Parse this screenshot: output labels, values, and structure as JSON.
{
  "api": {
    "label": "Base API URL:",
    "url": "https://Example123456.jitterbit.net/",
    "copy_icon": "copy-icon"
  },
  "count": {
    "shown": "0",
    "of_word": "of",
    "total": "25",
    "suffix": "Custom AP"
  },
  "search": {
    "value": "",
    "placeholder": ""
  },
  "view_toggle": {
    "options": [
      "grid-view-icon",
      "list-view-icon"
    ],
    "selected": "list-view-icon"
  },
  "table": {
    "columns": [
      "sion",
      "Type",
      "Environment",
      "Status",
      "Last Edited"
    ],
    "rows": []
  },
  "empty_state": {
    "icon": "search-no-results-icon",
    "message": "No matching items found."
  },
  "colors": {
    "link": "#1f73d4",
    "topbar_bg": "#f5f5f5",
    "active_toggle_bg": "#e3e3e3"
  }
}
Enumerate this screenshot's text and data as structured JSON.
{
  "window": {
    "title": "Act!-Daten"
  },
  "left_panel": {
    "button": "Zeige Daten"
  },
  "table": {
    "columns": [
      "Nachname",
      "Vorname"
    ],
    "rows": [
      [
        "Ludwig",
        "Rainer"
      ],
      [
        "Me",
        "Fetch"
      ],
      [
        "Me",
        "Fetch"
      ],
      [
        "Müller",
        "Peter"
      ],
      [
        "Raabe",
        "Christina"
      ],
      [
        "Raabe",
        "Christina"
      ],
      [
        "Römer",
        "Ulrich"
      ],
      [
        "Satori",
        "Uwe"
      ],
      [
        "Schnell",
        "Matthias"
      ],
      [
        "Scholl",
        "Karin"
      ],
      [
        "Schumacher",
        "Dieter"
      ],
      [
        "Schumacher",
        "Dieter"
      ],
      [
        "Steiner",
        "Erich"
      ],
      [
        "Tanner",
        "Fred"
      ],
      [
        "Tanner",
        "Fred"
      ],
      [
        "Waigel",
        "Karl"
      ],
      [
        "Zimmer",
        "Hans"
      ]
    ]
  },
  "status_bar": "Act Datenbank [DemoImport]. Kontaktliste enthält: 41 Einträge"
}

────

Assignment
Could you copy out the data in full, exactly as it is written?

Output for this task
Parse this screenshot: output labels, values, and structure as JSON.
{
  "api": {
    "label": "Base API URL:",
    "url": "https://Example123456.jitterbit.net/",
    "copy_icon": "copy-icon"
  },
  "count": {
    "shown": "0",
    "of_word": "of",
    "total": "25",
    "suffix": "Custom AP"
  },
  "search": {
    "value": "",
    "placeholder": ""
  },
  "view_toggle": {
    "options": [
      "grid-view-icon",
      "list-view-icon"
    ],
    "selected": "list-view-icon"
  },
  "table": {
    "columns": [
      "sion",
      "Type",
      "Environment",
      "Status",
      "Last Edited"
    ],
    "rows": []
  },
  "empty_state": {
    "icon": "search-no-results-icon",
    "message": "No matching items found."
  },
  "colors": {
    "link": "#1f73d4",
    "topbar_bg": "#f5f5f5",
    "active_toggle_bg": "#e3e3e3"
  }
}
Enumerate this screenshot's text and data as structured JSON.
{
  "window": {
    "title": "Act!-Daten"
  },
  "left_panel": {
    "button": "Zeige Daten"
  },
  "table": {
    "columns": [
      "Nachname",
      "Vorname"
    ],
    "rows": [
      [
        "Ludwig",
        "Rainer"
      ],
      [
        "Me",
        "Fetch"
      ],
      [
        "Me",
        "Fetch"
      ],
      [
        "Müller",
        "Peter"
      ],
      [
        "Raabe",
        "Christina"
      ],
      [
        "Raabe",
        "Christina"
      ],
      [
        "Römer",
        "Ulrich"
      ],
      [
        "Satori",
        "Uwe"
      ],
      [
        "Schnell",
        "Matthias"
      ],
      [
        "Scholl",
        "Karin"
      ],
      [
        "Schumacher",
        "Dieter"
      ],
      [
        "Schumacher",
        "Dieter"
      ],
      [
        "Steiner",
        "Erich"
      ],
      [
        "Tanner",
        "Fred"
      ],
      [
        "Tanner",
        "Fred"
      ],
      [
        "Waigel",
        "Karl"
      ],
      [
        "Zimmer",
        "Hans"
      ]
    ]
  },
  "status_bar": "Act Datenbank [DemoImport]. Kontaktliste enthält: 41 Einträge"
}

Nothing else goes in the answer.